They give you a controlled drag that comes in useful when wanting to surf at a higher level on good quality waves. And by good quality (for the purpose of this article) we mean waves that are not too fast, not too small or weak, just simply rippable. Think of those shoulder to slightly over head days that are top to bottom, but with lots of room to move around and get in lots of good turns.
Thrusters will still work in small waves, and big waves for that matter too, but it all comes down to the blend of the fins with the board, and what the surfer prefers. You see some big wave surfers going quad for that extra speed and ability to hold a high line. Some guys however prefer the extra stability and control needed that the thruster can give you.
What Should You Get For Your Board?
Well, if you can, go with the 5 fin option. Why not have the opportunity to change out your fin set up if you can. That is what surfing is all about after all, experimentation.

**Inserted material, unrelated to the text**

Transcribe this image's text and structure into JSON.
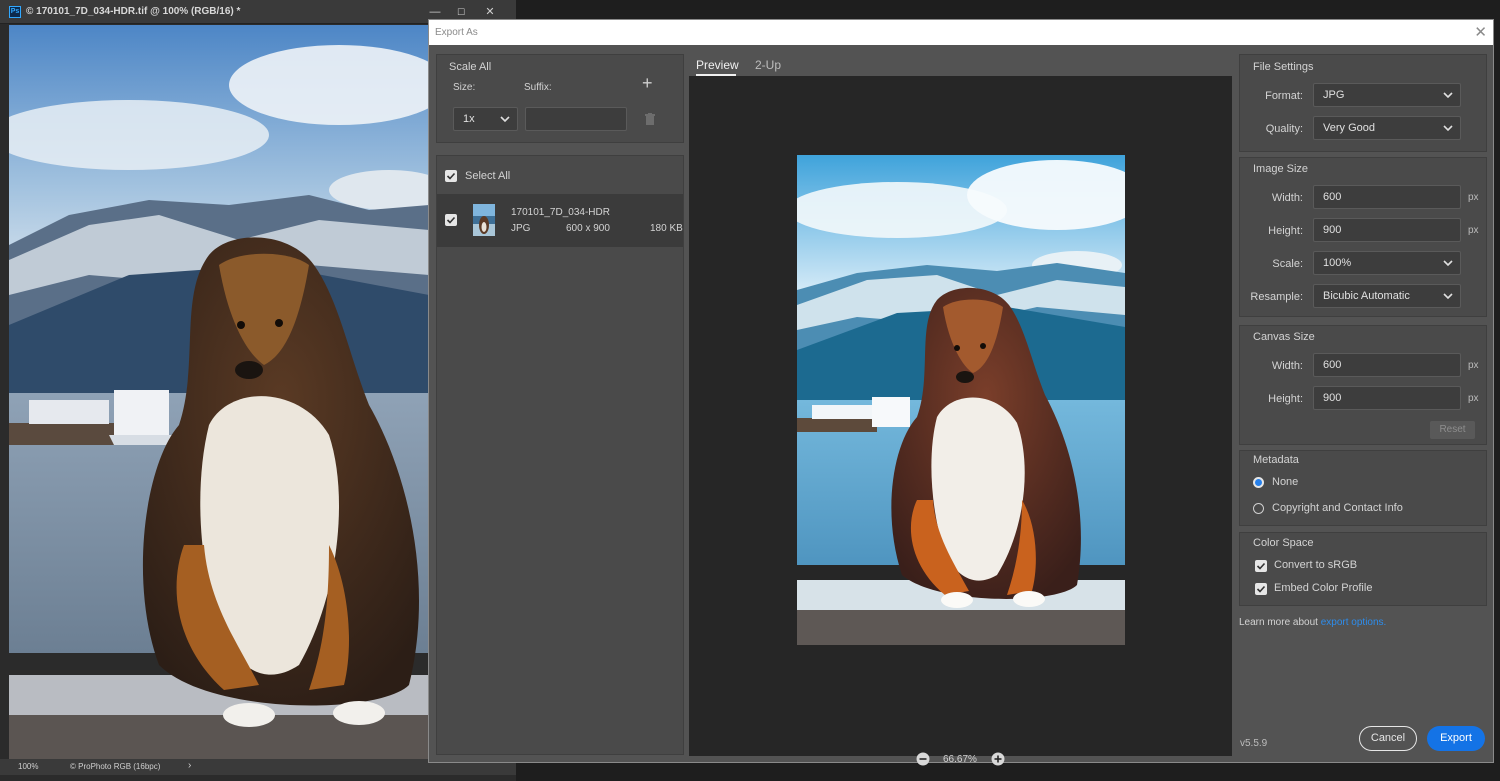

Having extra fin boxes not in use under your board is not going to make a noticeable different interms of the drag or confusion of the water flowing through the bottom. So if you can, why not?
However, some shapers have designed certain models to work in conjunction with ether a thruster or quad set up but not both. This is rare, but it does happen. Even still, if they will allow you the option to go 5 fin anyways, do it.
Take a look at the Hypto Krypto for example. Hayden Cox designed that board originally to work specifically as a thruster. The shape and bottom contours of the board are supposed to give you enough speed that going quad was not needed. But, by popular demand they recently release the 5 fin Hypto Krypto, option so surfers could experiment. It wasn’t as simple as just dropping in a couple of extra boxes though. Hayden really had to think about the fin placements of both designs and take that into consideration to how they each can be situated while utilizing the same front fin boxes.
The Hypto Krypto in all it’s 5 fin glory.
So, in a nutshell, if you can get the 5 fin option, go for it. You are not losing out on anything, only gaining. You never know until you try.